┌─ Data under study

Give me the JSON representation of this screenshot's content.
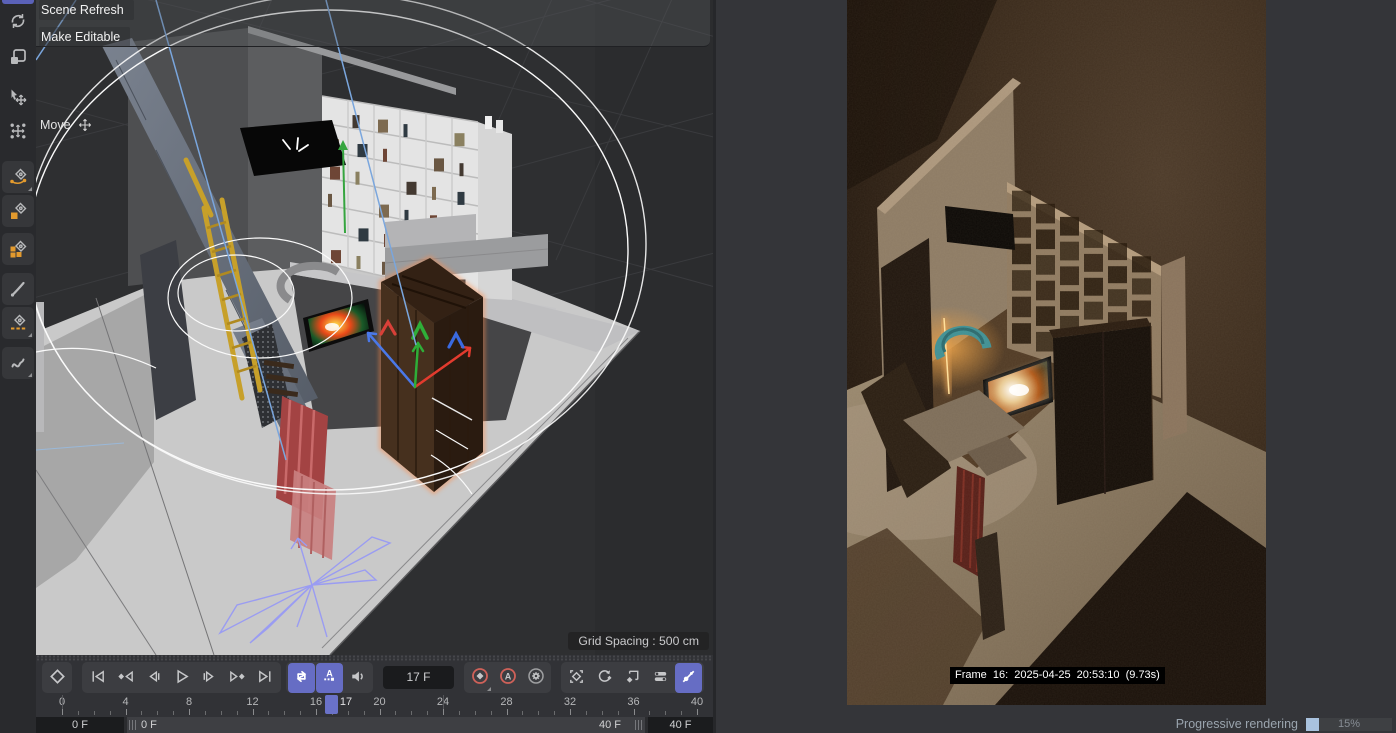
{
  "context_menu": {
    "items": [
      {
        "label": "Scene Refresh"
      },
      {
        "label": "Make Editable"
      }
    ]
  },
  "viewport": {
    "tool_label": "Move",
    "grid_spacing_label": "Grid Spacing : 500 cm"
  },
  "left_toolbar": {
    "icons": [
      "refresh-icon",
      "make-editable-icon",
      "move-tool-icon",
      "transform-tool-icon",
      "spline-pen-icon",
      "spline-square-pen-icon",
      "spline-cubes-icon",
      "brush-icon",
      "spline-dash-pen-icon",
      "freehand-spline-icon"
    ]
  },
  "timeline": {
    "current_frame_label": "17 F",
    "playhead_frame": 17,
    "playhead_label": "17",
    "frame_start": 0,
    "frame_end": 40,
    "ruler_labels": [
      {
        "frame": 0,
        "label": "0"
      },
      {
        "frame": 4,
        "label": "4"
      },
      {
        "frame": 8,
        "label": "8"
      },
      {
        "frame": 12,
        "label": "12"
      },
      {
        "frame": 16,
        "label": "16"
      },
      {
        "frame": 20,
        "label": "20"
      },
      {
        "frame": 24,
        "label": "24"
      },
      {
        "frame": 28,
        "label": "28"
      },
      {
        "frame": 32,
        "label": "32"
      },
      {
        "frame": 36,
        "label": "36"
      },
      {
        "frame": 40,
        "label": "40"
      }
    ],
    "guide_frames": [
      0,
      24
    ],
    "range_start_value": "0 F",
    "range_end_value": "40 F",
    "slider_start_label": "0 F",
    "slider_end_label": "40 F",
    "transport_icons": [
      "keyframe-diamond-icon",
      "go-start-icon",
      "prev-key-icon",
      "prev-frame-icon",
      "play-icon",
      "next-frame-icon",
      "next-key-icon",
      "go-end-icon",
      "loop-mode-icon",
      "keyframe-a-mode-icon",
      "sound-icon",
      "record-keyframe-icon",
      "autokey-icon",
      "keying-settings-icon",
      "record-position-icon",
      "record-rotation-icon",
      "record-scale-icon",
      "record-parameter-icon",
      "record-pla-icon"
    ],
    "active_toggles": [
      "loop-mode",
      "keyframe-a-mode",
      "record-pla"
    ]
  },
  "render_view": {
    "frame_info": "Frame  16:  2025-04-25  20:53:10  (9.73s)"
  },
  "status_bar": {
    "label": "Progressive rendering",
    "progress_percent_label": "15%",
    "progress_value": 15
  },
  "colors": {
    "accent_active": "#666dc4",
    "record_red": "#cf6159",
    "toolbar_orange": "#e29a2e",
    "progress_fill": "#a9c2de",
    "playhead": "#6a72c8"
  }
}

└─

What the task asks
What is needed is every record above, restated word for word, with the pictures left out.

Final answer
Give me the JSON representation of this screenshot's content.
{
  "context_menu": {
    "items": [
      {
        "label": "Scene Refresh"
      },
      {
        "label": "Make Editable"
      }
    ]
  },
  "viewport": {
    "tool_label": "Move",
    "grid_spacing_label": "Grid Spacing : 500 cm"
  },
  "left_toolbar": {
    "icons": [
      "refresh-icon",
      "make-editable-icon",
      "move-tool-icon",
      "transform-tool-icon",
      "spline-pen-icon",
      "spline-square-pen-icon",
      "spline-cubes-icon",
      "brush-icon",
      "spline-dash-pen-icon",
      "freehand-spline-icon"
    ]
  },
  "timeline": {
    "current_frame_label": "17 F",
    "playhead_frame": 17,
    "playhead_label": "17",
    "frame_start": 0,
    "frame_end": 40,
    "ruler_labels": [
      {
        "frame": 0,
        "label": "0"
      },
      {
        "frame": 4,
        "label": "4"
      },
      {
        "frame": 8,
        "label": "8"
      },
      {
        "frame": 12,
        "label": "12"
      },
      {
        "frame": 16,
        "label": "16"
      },
      {
        "frame": 20,
        "label": "20"
      },
      {
        "frame": 24,
        "label": "24"
      },
      {
        "frame": 28,
        "label": "28"
      },
      {
        "frame": 32,
        "label": "32"
      },
      {
        "frame": 36,
        "label": "36"
      },
      {
        "frame": 40,
        "label": "40"
      }
    ],
    "guide_frames": [
      0,
      24
    ],
    "range_start_value": "0 F",
    "range_end_value": "40 F",
    "slider_start_label": "0 F",
    "slider_end_label": "40 F",
    "transport_icons": [
      "keyframe-diamond-icon",
      "go-start-icon",
      "prev-key-icon",
      "prev-frame-icon",
      "play-icon",
      "next-frame-icon",
      "next-key-icon",
      "go-end-icon",
      "loop-mode-icon",
      "keyframe-a-mode-icon",
      "sound-icon",
      "record-keyframe-icon",
      "autokey-icon",
      "keying-settings-icon",
      "record-position-icon",
      "record-rotation-icon",
      "record-scale-icon",
      "record-parameter-icon",
      "record-pla-icon"
    ],
    "active_toggles": [
      "loop-mode",
      "keyframe-a-mode",
      "record-pla"
    ]
  },
  "render_view": {
    "frame_info": "Frame  16:  2025-04-25  20:53:10  (9.73s)"
  },
  "status_bar": {
    "label": "Progressive rendering",
    "progress_percent_label": "15%",
    "progress_value": 15
  },
  "colors": {
    "accent_active": "#666dc4",
    "record_red": "#cf6159",
    "toolbar_orange": "#e29a2e",
    "progress_fill": "#a9c2de",
    "playhead": "#6a72c8"
  }
}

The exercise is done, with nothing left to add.